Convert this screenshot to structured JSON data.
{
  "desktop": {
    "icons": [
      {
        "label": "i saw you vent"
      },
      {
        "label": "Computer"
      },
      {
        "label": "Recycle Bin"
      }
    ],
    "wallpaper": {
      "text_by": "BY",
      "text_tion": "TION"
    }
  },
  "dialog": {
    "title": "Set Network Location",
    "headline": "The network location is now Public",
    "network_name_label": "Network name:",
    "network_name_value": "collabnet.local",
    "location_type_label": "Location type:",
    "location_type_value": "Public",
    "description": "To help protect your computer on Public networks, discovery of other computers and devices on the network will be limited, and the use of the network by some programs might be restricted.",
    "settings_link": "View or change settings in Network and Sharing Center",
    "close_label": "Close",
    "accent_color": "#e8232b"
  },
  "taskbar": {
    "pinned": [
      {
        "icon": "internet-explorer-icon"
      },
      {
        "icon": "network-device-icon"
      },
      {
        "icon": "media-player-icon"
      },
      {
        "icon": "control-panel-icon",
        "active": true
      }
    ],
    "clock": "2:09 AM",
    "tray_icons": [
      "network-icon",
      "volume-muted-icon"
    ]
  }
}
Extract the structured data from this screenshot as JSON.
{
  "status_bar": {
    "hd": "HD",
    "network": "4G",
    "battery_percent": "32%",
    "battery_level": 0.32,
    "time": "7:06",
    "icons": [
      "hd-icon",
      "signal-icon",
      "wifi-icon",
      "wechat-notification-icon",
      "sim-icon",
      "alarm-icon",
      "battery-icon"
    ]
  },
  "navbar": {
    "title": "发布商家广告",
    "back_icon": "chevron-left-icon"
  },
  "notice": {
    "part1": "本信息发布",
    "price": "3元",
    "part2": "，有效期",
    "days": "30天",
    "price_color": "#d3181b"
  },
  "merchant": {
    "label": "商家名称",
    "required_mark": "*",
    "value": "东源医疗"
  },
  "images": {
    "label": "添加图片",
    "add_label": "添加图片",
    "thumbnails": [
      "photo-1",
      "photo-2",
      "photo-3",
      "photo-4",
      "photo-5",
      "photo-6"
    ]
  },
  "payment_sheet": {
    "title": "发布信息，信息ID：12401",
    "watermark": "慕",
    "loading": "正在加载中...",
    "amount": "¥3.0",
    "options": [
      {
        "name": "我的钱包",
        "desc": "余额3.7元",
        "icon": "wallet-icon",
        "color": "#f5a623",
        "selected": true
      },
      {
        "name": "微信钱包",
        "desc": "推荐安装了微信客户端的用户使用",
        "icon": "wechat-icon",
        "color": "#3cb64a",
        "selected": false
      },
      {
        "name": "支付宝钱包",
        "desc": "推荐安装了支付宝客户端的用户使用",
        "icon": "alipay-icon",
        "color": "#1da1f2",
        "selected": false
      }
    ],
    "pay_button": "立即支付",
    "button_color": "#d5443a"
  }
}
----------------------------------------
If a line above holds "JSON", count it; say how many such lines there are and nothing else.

2